2) Most agricultural water (esp. groundwater) is "own supply" and the subsidies are more complicated (e.g., opportunity cost due to some having a RIGHT to water)
3) Most urban water is sold at average, not marginal, cost, which means that the utility ends up supplying water at prices that are below the cost of production. HUGE problem.
4) The scenario in your fig (at 5:45) does not always happen, since fixed revenues can be used to subsidize marginal costs of production. The FC/VC vs FR/VR issue is very important in water economics.
5) But you're RIGHT about who gets water (powerful) w price controls.
6) Don't confuse water tariffs (retail service) with water rights (wholesale markets). They are totally separate.
Don't fixed and variable costs come into the picture? Following the Walkerton e coli tragedy water became metered. Over the next ten years, water usage has continually gone down and water rates have continually gone up to cover the fixed treatment, maintenance and salary costs. What happened to the economy of scale argument presented for watermelons?

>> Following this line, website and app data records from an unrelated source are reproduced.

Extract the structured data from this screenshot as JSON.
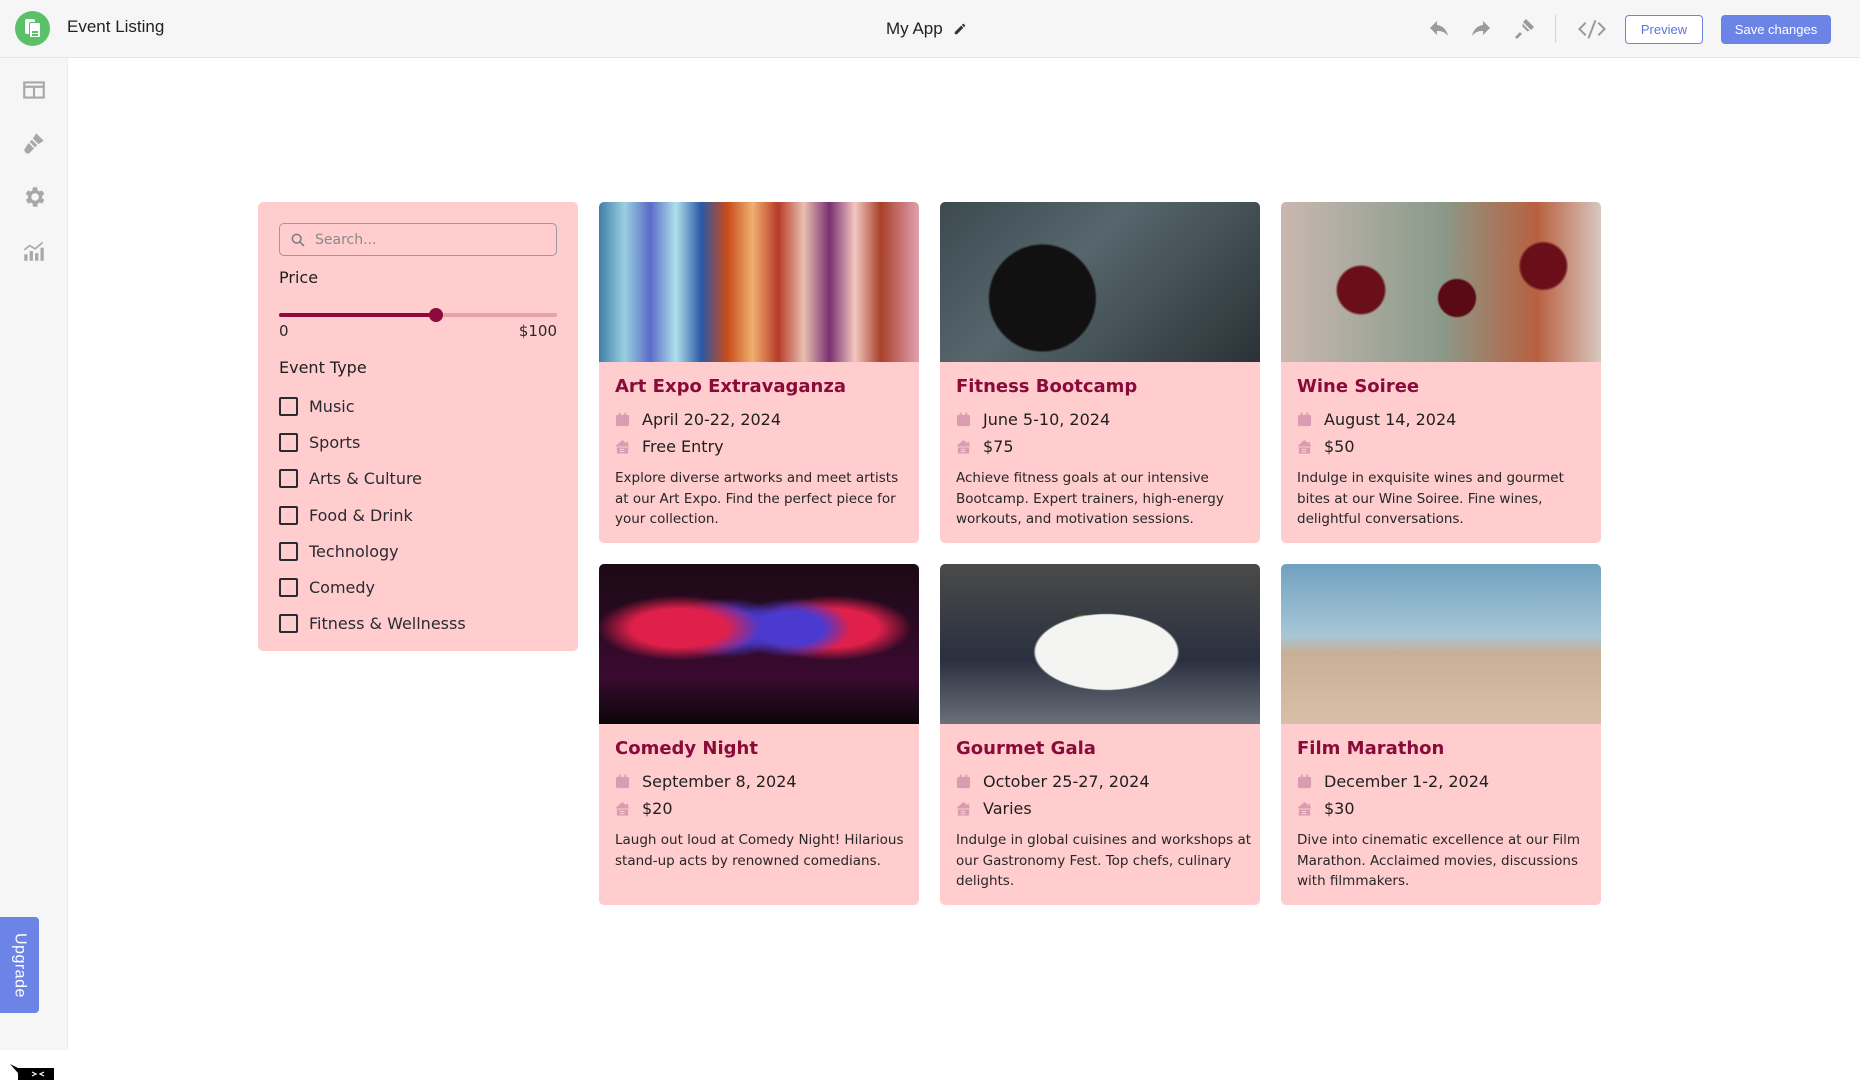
{
  "topbar": {
    "app_name": "Event Listing",
    "project_title": "My App",
    "preview_label": "Preview",
    "save_label": "Save changes"
  },
  "sidebar": {
    "items": [
      {
        "icon": "table-icon"
      },
      {
        "icon": "paintbrush-icon"
      },
      {
        "icon": "gear-icon"
      },
      {
        "icon": "analytics-icon"
      }
    ],
    "upgrade_label": "Upgrade"
  },
  "filters": {
    "search_placeholder": "Search...",
    "search_value": "",
    "price_label": "Price",
    "price_min_label": "0",
    "price_max_label": "$100",
    "price_value_fraction": 0.565,
    "event_type_label": "Event Type",
    "event_types": [
      {
        "label": "Music",
        "checked": false
      },
      {
        "label": "Sports",
        "checked": false
      },
      {
        "label": "Arts & Culture",
        "checked": false
      },
      {
        "label": "Food & Drink",
        "checked": false
      },
      {
        "label": "Technology",
        "checked": false
      },
      {
        "label": "Comedy",
        "checked": false
      },
      {
        "label": "Fitness & Wellnesss",
        "checked": false
      }
    ]
  },
  "events": [
    {
      "title": "Art Expo Extravaganza",
      "date": "April 20-22, 2024",
      "price": "Free Entry",
      "description": "Explore diverse artworks and meet artists at our Art Expo. Find the perfect piece for your collection.",
      "image": "art-installation-photo"
    },
    {
      "title": "Fitness Bootcamp",
      "date": "June 5-10, 2024",
      "price": "$75",
      "description": "Achieve fitness goals at our intensive Bootcamp. Expert trainers, high-energy workouts, and motivation sessions.",
      "image": "barbell-photo"
    },
    {
      "title": "Wine Soiree",
      "date": "August 14, 2024",
      "price": "$50",
      "description": "Indulge in exquisite wines and gourmet bites at our Wine Soiree. Fine wines, delightful conversations.",
      "image": "wine-glasses-photo"
    },
    {
      "title": "Comedy Night",
      "date": "September 8, 2024",
      "price": "$20",
      "description": "Laugh out loud at Comedy Night! Hilarious stand-up acts by renowned comedians.",
      "image": "stage-performer-photo"
    },
    {
      "title": "Gourmet Gala",
      "date": "October 25-27, 2024",
      "price": "Varies",
      "description": "Indulge in global cuisines and workshops at our Gastronomy Fest. Top chefs, culinary delights.",
      "image": "plated-food-photo"
    },
    {
      "title": "Film Marathon",
      "date": "December 1-2, 2024",
      "price": "$30",
      "description": "Dive into cinematic excellence at our Film Marathon. Acclaimed movies, discussions with filmmakers.",
      "image": "film-clapperboard-photo"
    }
  ],
  "colors": {
    "accent": "#6b84e6",
    "card_bg": "#ffcdcd",
    "title": "#8a0a3a",
    "slider": "#8c0a3c",
    "logo": "#5cbf6a"
  }
}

Yes, FC and VC matter. Most people miss that, but the "problem" results from FC NOT matching FR (monthly charge) at utilities. That's why you get the problem you noted. Here's my soln: http://www.aguanomics.com/2011/09/time-to-dump-increasing-block-rates.html
The subsidies to agriculture, that amounts to 75% of water consumption, mean subsidies to water, with all the misallocation of resources and loss of welfare implied. That's an important point! Half the budget of the European Union goes to fund the Common Agricultural Policy. A complete folly and insanity.